Schlesinger insisted Goldwater's convention speech did more harm than good: "When Goldwater was nominated for President in 1964 his speech defined him and haunted him for the rest of his career." Viewers heard the first half of his famous line - "Extremism in the defense of liberty is no vice" - but not the second half about how "moderation in the defense of justice is no virtue."
Schlesinger moved to the ad in which a little girl pulls petals from a daisy matching a countdown which ends with a nuclear blast: "Lyndon Johnson jumped at the chance to portray Goldwater as a loose cannon in the nuclear age. What might have been the first negative TV ad in history hammered home the point."
ABC matched CBS, letting viewers hear only the first half of Goldwater's comment. Anchor Peter Jennings introduced the "extremism" line: "To his conservative political supporters he was a savior. In your heart, they said, you know he's right." After the Goldwater clip Jennings continued: "To his opponents, including President Johnson who he ran against, he was a dangerous extremist. In your heart, they said, you know he's nuts." Then, over video of the daisy ad, Jennings announced without judgment: "With political ads like this one, that suggested Goldwater would get the nation into war with the Soviets, President Johnson buried him."
CNN's Bernard Shaw also refrained from condemning the daisy ad: "Vietnam became a campaign issue, but President Johnson defended himself by successfully painting Goldwater as a right-wing kook who couldn't be trusted to have his finger on the nuclear button. This commercial ran once and voters got the message."
The media may have delivered another round of biased coverage, but the media message against Goldwater three decades ago did not go unnoticed. On A&E's Biography This Week, narrator Richard Schlesinger of CBS News noted how liberal Republicans attacked Goldwater in '64, adding: "The press joined the charge. There were insinuations that he was a Nazi." Viewers then saw a CBS News story by Daniel Schorr, now with NPR.
Smaltz vs. Clinton Justice
Donald Smaltz, who indicted ex-Agriculture Secretary Mike Espy last year and will try him this fall, emerged from network TV oblivion when the PBS series Frontline presented "The Secrets of an Independent Counsel" on May 19. Correspondent Peter Boyer, a co-writer of two other recent Frontline films on the Whitewater and fundraising scandals, began by noting the creation of the independent counsel law in the 1970s, and the Clintons' changing positions: "Now, two decades later, the nation is having second thoughts, real doubts about whether there should be any more. The political generation now in power, which once exalted the independent counsel, now seems determined to destroy it."

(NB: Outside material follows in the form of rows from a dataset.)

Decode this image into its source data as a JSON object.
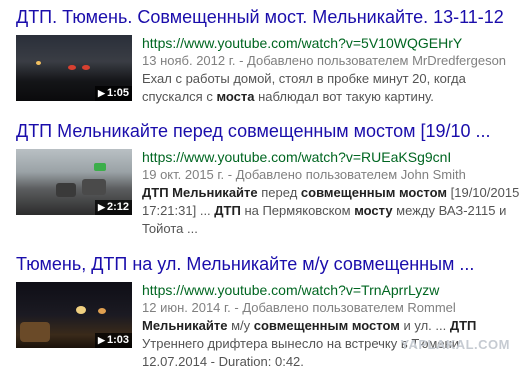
{
  "results": [
    {
      "title": "ДТП. Тюмень. Совмещенный мост. Мельникайте. 13-11-12",
      "url": "https://www.youtube.com/watch?v=5V10WQGEHrY",
      "duration": "1:05",
      "date_line": "13 нояб. 2012 г. - Добавлено пользователем MrDredfergeson",
      "snippet": [
        {
          "t": "Ехал с работы домой, стоял в пробке минут 20, когда спускался с ",
          "b": false
        },
        {
          "t": "моста",
          "b": true
        },
        {
          "t": " наблюдал вот такую картину.",
          "b": false
        }
      ]
    },
    {
      "title": "ДТП Мельникайте перед совмещенным мостом [19/10 ...",
      "url": "https://www.youtube.com/watch?v=RUEaKSg9cnI",
      "duration": "2:12",
      "date_line": "19 окт. 2015 г. - Добавлено пользователем John Smith",
      "snippet": [
        {
          "t": "ДТП Мельникайте",
          "b": true
        },
        {
          "t": " перед ",
          "b": false
        },
        {
          "t": "совмещенным мостом",
          "b": true
        },
        {
          "t": " [19/10/2015 17:21:31] ... ",
          "b": false
        },
        {
          "t": "ДТП",
          "b": true
        },
        {
          "t": " на Пермяковском ",
          "b": false
        },
        {
          "t": "мосту",
          "b": true
        },
        {
          "t": " между ВАЗ-2115 и Тойота ...",
          "b": false
        }
      ]
    },
    {
      "title": "Тюмень, ДТП на ул. Мельникайте м/у совмещенным ...",
      "url": "https://www.youtube.com/watch?v=TrnAprrLyzw",
      "duration": "1:03",
      "date_line": "12 июн. 2014 г. - Добавлено пользователем Rommel",
      "snippet": [
        {
          "t": "Мельникайте",
          "b": true
        },
        {
          "t": " м/у ",
          "b": false
        },
        {
          "t": "совмещенным мостом",
          "b": true
        },
        {
          "t": " и ул. ... ",
          "b": false
        },
        {
          "t": "ДТП",
          "b": true
        },
        {
          "t": " Утреннего дрифтера вынесло на встречку в Тюмени 12.07.2014 - Duration: 0:42.",
          "b": false
        }
      ]
    }
  ],
  "watermark": "YAPLAKAL.COM",
  "colors": {
    "title": "#1a0dab",
    "url": "#006621",
    "text": "#545454",
    "date": "#808080"
  }
}
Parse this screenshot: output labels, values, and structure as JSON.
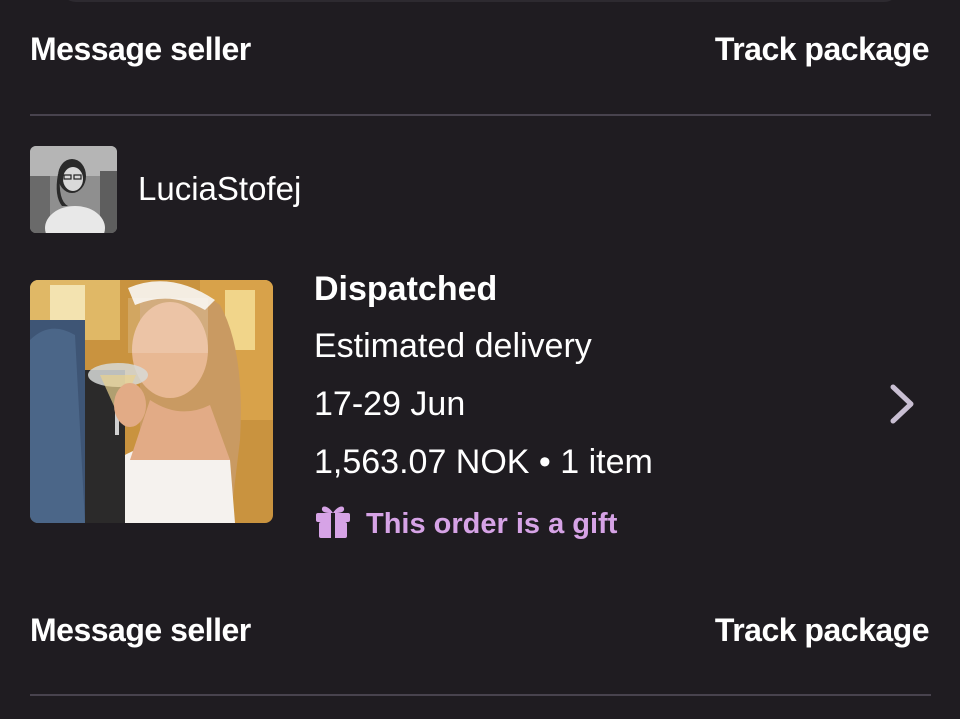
{
  "order_top": {
    "message_seller_label": "Message seller",
    "track_package_label": "Track package"
  },
  "seller": {
    "name": "LuciaStofej"
  },
  "order": {
    "status": "Dispatched",
    "delivery_label": "Estimated delivery",
    "delivery_dates": "17-29 Jun",
    "total_and_items": "1,563.07 NOK • 1 item",
    "gift_label": "This order is a gift"
  },
  "order_bottom": {
    "message_seller_label": "Message seller",
    "track_package_label": "Track package"
  },
  "icons": {
    "gift": "gift-icon",
    "chevron": "chevron-right-icon"
  },
  "colors": {
    "background": "#1f1c21",
    "divider": "#48434e",
    "gift_accent": "#d6a3e6",
    "chevron": "#c9bfd3"
  }
}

Boyer told Smaltz's story of having his investigation frustrated and constrained by the Clinton Justice Department, but also gave plenty of time to Smaltz's adversaries at Justice and lawyers for the men and companies he convicted. He noted that the Justice Department declared Smaltz could not pursue the allegations of Joe Henrickson, the Tyson Foods pilot who claimed he flew envelopes of cash from Tyson to then-Gov. Bill Clinton. The Justice Department claimed it would investigate, but Boyer noted Henrickson has never been contacted by them.

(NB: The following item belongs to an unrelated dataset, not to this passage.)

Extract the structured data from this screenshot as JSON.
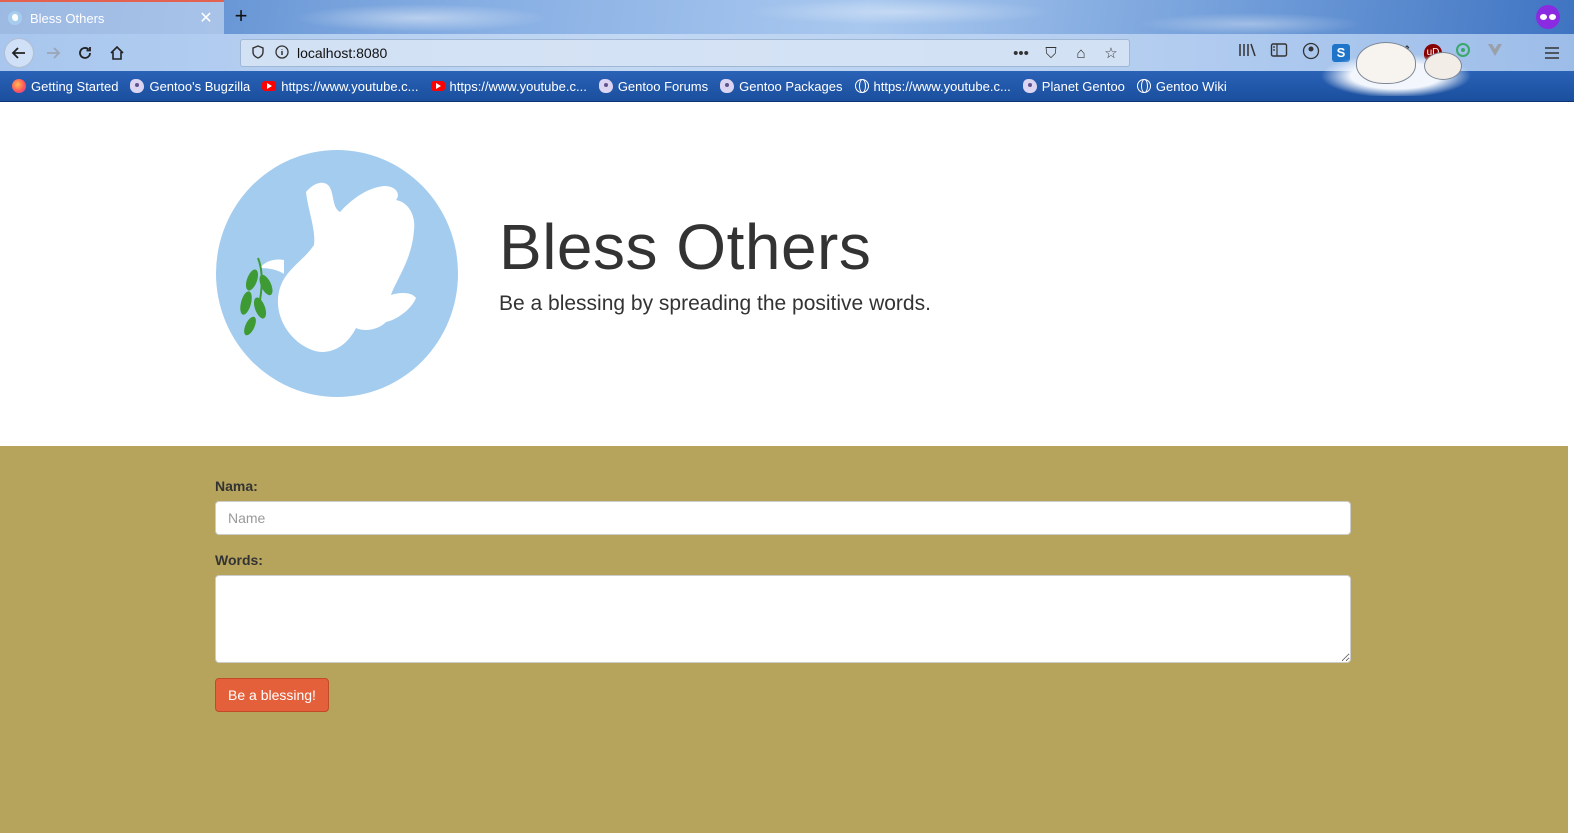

Frontline not only told the story the other networks have failed to report, but corrected the program's own record: Frontline's only signficant mention of a Clinton scandal in the first term was an investigation of the Agriculture Department called "Is This Any Way to Run a Government?" which portrayed Espy as a force for reinventing government who "sees himself as a victim of his own reforms."